A license was filed, and Texas’ first legal same-sex marriage was performed – unless it never really happened? Plus: Who foots the bill for Border Security? An Oscars check-in to see which Texans will make us proud. A teenager angling for a trip to Mars, and tiny’s the next big thing in social networks. All that and more, on the Standard:

February 19, 2015

The first ever same-sex couple was married in Texas today. A top Texas economist warns that within hours, there could be a total bank collapse in Greece. Also, a new plan to calculate all the costs of electricity in Texas. And the barbecue wars of 2015. All that, and much more, on today’s episode of the Standard:

February 18, 2015

Ethics in Texas politics and the road to the U.S. as thousands of Syrians flee the fighting. A Texas experiment puts women against men in a simulated Wall Street and do we Texans have our own language. All that, and much more, on today’s episode of the Standard:

February 17, 2015

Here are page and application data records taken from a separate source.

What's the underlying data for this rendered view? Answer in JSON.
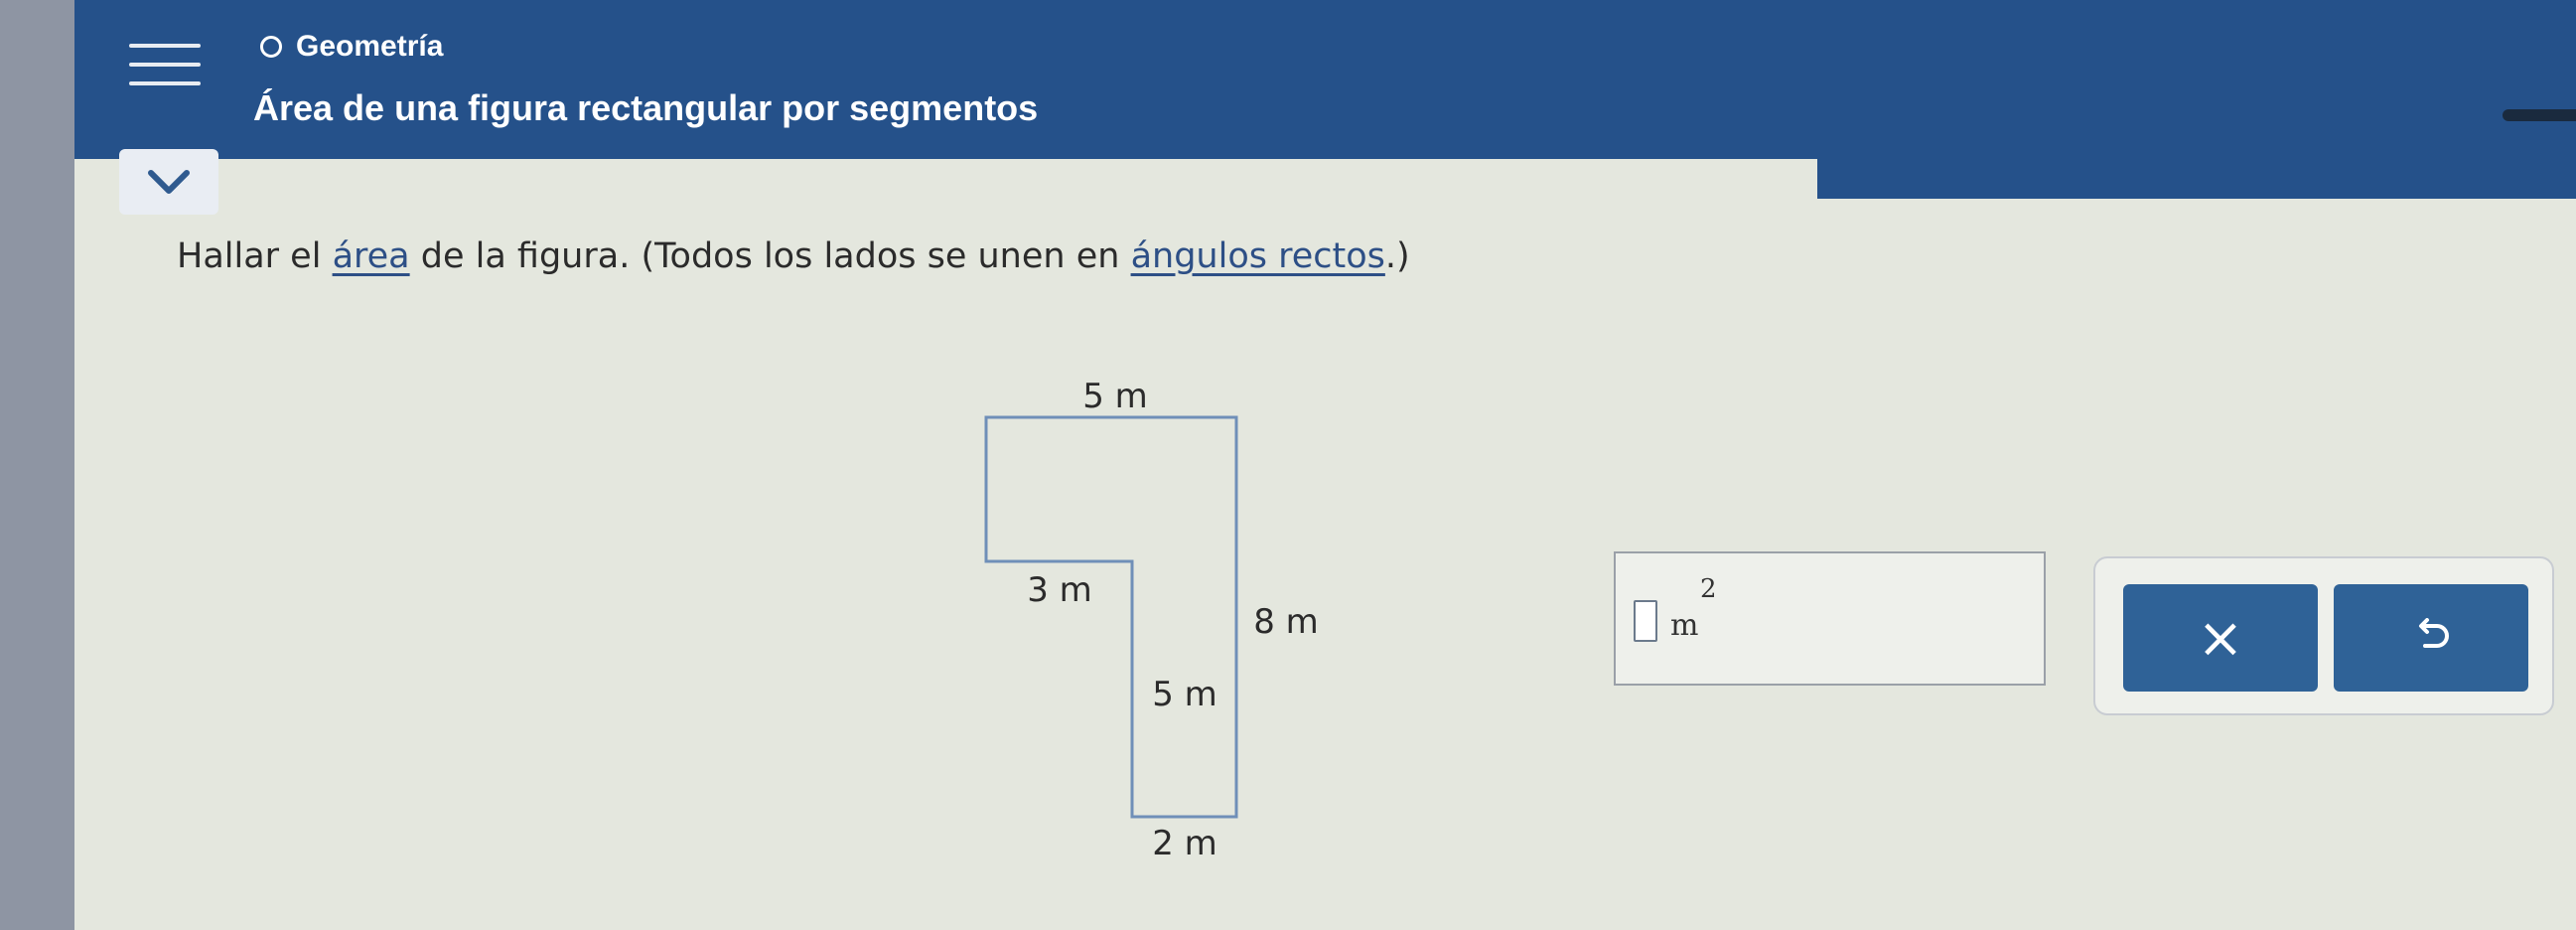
{
  "header": {
    "topic": "Geometría",
    "title": "Área de una figura rectangular por segmentos",
    "menu_icon": "hamburger-icon",
    "collapse_icon": "chevron-down-icon"
  },
  "question": {
    "text_1": "Hallar el ",
    "kw_1": "área",
    "text_2": " de la figura. (Todos los lados se unen en ",
    "kw_2": "ángulos rectos",
    "text_3": ".)"
  },
  "figure": {
    "label_top": "5 m",
    "label_left": "3 m",
    "label_right": "8 m",
    "label_inner": "5 m",
    "label_bottom": "2 m"
  },
  "answer": {
    "unit": "m",
    "exponent": "2"
  },
  "buttons": {
    "clear_symbol": "×",
    "clear_icon": "close-icon",
    "undo_icon": "undo-icon"
  },
  "colors": {
    "header": "#25518a",
    "button": "#2f6297",
    "link": "#2d4f86",
    "figure_stroke": "#6f8fb8"
  }
}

Chemical weapons in Iraq seized by US forces 10 years ago. Does this rewrite the history of the Iraq conflict? Also a story that affects millions across Texas and far beyond as a Texas judge stops President Obama’s anti-deportation order in its tracks. One two three stoplight, a Texas lawmaker plans to put the brakes on red light cameras. Also musician, author and actor Steve Earle tells us why he’s gone from Texas for good. All that plus much more on today’s episode of the Standard:

February 16, 2015

Corpus, Dallas, El Paso and beyond. Today, the mayors of the top 10 Texas cities join forces for the first time. Also, should a private company have the power to take your property? A North Texas republican says something’s gotta change. Do you remember the Alamo? Sure hope so, because part of its disappearing at the rate of two inches every 50 years.

Higher Ed: Technology, Art, Ethics, and More Converge in 3-D Printing

3-D printing seems like a great deal. Need something? Print it up. Anything from food to clothing to houses can be printed and used. But just because we can print it, should we? And what about people who don’t have access to the technology? In this episode of KUT’s podcast Higher Ed, Jennifer Stayton and Southwestern University President Dr. Ed Burger discuss the convergence of technology, economics, art, ethics, and morality in grappling with the issues raised by what 3-D printing can do. And what about the impact of 3-D printing on education and learning?